You probably saw the heading of this post and thought to yourself, “Is she pregnant?” Well, the answer is “no” – and, if I can help it, a sibling for our cub won’t be in the picture for another year or two. However, I felt inclined to elaborate on this topic since one of my readers asked in last month’s Q&A post: what do you think you will do differently with or in preparation for your next child?
I love being a mother; there’s something comfortably challenging and rewarding about sharing the responsibility with my husband to nurture and teach the ways of the world to our tiny human. We’ve been on this parenting journey for nearly half a year – so, since we are well-ahead of the newborn stage and past the first sleep regression – I’ve had plenty of time to mentally gather a few different things we will do once our second child comes along.
1. Ask for medicine for morning sickness right away.
I was one of the “chosen few” preggos who had severe morning sickness that lasted up until I was 22 weeks pregnant. If you’re looking for me to share my coping secret – I won’t suggest ginger, peppermint, bananas, or any other “special” potion to keep from hurling every time you sit, stand, walk, or breathe. My help came from Diclegis – and, if the next little cub gives me nausea from hell, that’s the first thing on my list of requests from my obstetrician.
2. Don’t start sleeping habits that you don’t want to keep in the long run.
If you’re one of my loyal readers, you know how much bouncing and rocking Leo did to my body when he was a newborn. While I was pregnant, I would bounce on a yoga ball to relieve pressure from my back. So, naturally – when Leo was born, bouncing him on the yoga ball was probably the only thing that would consistently put him to sleep. The constant bounce did such a number on my lower back and knees; I’m surprised we haven’t chucked that thing out the window yet. Luckily, we were able to wean Leo from needing movement to sleep – but, I probably won’t even go near the yoga ball with #2.
3. Don’t purchase non-basic items until you get to know your child.
This one might be a tad bit of a regret and probably doesn’t really apply here since we have all of the necessities (and, then some) for the next cub – but, if it can help a future mama: wait until your child is born to learn their preferences vs. purchasing toys or items you may or may not need.
Example: we bought a swing for Leo – but, he preferred bouncing over swinging when he was a tiny one. Thus, we had to purchase a bouncer instead. This can also be said for skin and hair products. Before spending money on full-size bottles of soap or shampoo, utilize the free samples that companies send you during your pregnancy. Thus, you’ll be able to judge what products work best for your child’s sensitive skin.
4. View breastfeeding as an option, not a necessity.
If you’re a new reader, I’ll have you know that I initially started my blog to share my breastfeeding story when I was devastated that it didn’t work out for me. Along with society, I put a lot of pressure and judgement on myself to make breastfeeding work – but, it was doing more harm than good for myself and Leo. I won’t make a conclusive statement and say that I’m not willing to try to breastfeed again – but, if I start to develop the same feelings or experiences as I had the first time around, I will pull the plug on nursing a lot quicker with the future cub.

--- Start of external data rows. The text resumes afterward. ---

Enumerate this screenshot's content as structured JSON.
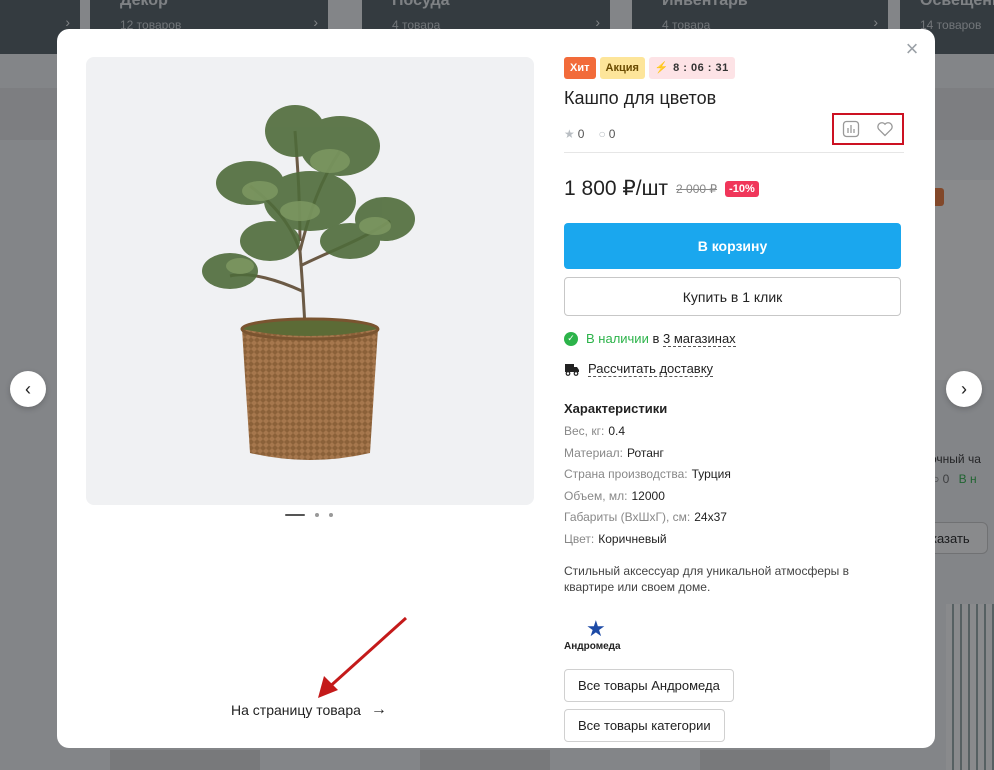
{
  "background": {
    "categories": [
      {
        "name": "Декор",
        "count": "12 товаров"
      },
      {
        "name": "Посуда",
        "count": "4 товара"
      },
      {
        "name": "Инвентарь",
        "count": "4 товара"
      },
      {
        "name": "Освещени",
        "count": "14 товаров"
      }
    ],
    "right_card_title": "очный ча",
    "right_card_rating": "0",
    "right_card_stock": "В н",
    "right_card_button": "казать"
  },
  "nav": {
    "prev_icon": "‹",
    "next_icon": "›"
  },
  "modal": {
    "close_icon": "×",
    "gallery": {
      "image_alt": "Кашпо для цветов",
      "dots_count": 3
    },
    "to_product": {
      "label": "На страницу товара",
      "arrow": "→"
    },
    "badges": {
      "hit": "Хит",
      "promo": "Акция",
      "timer": "8 : 06 : 31"
    },
    "title": "Кашпо для цветов",
    "rating": "0",
    "reviews": "0",
    "price": "1 800 ₽/шт",
    "old_price": "2 000 ₽",
    "discount": "-10%",
    "cart_button": "В корзину",
    "oneclick_button": "Купить в 1 клик",
    "stock": {
      "available": "В наличии",
      "in": "в",
      "stores": "3 магазинах"
    },
    "delivery": "Рассчитать доставку",
    "chars_title": "Характеристики",
    "chars": [
      {
        "k": "Вес, кг:",
        "v": "0.4"
      },
      {
        "k": "Материал:",
        "v": "Ротанг"
      },
      {
        "k": "Страна производства:",
        "v": "Турция"
      },
      {
        "k": "Объем, мл:",
        "v": "12000"
      },
      {
        "k": "Габариты (ВхШхГ), см:",
        "v": "24х37"
      },
      {
        "k": "Цвет:",
        "v": "Коричневый"
      }
    ],
    "description": "Стильный аксессуар для уникальной атмосферы в квартире или своем доме.",
    "brand_name": "Андромеда",
    "brand_button": "Все товары Андромеда",
    "category_button": "Все товары категории"
  },
  "colors": {
    "accent": "#1aa7ee",
    "hit": "#f26b3a",
    "promo": "#fde59a",
    "discount": "#f0365a",
    "stock": "#2cb34a",
    "highlight": "#cc1122"
  }
}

5. Stop Internet research altogether and consult a pediatrician.
The Internet is an encyclopedia of opinions, he said/she said reports, and unsolicited (well, I guess it would be solicited if you’re Googling after it) advice. As a parent, the Internet can be a helpful or a hurtful tool. I mean – it’s a lot quicker to ask Google what diaper rash looks like or gauge if your baby has enough wet or dirty diapers. I’ll have my own experience to lean on with our next child – but, it’s definitely better to reach out to your pediatrician or nurse line if you have an honest concern.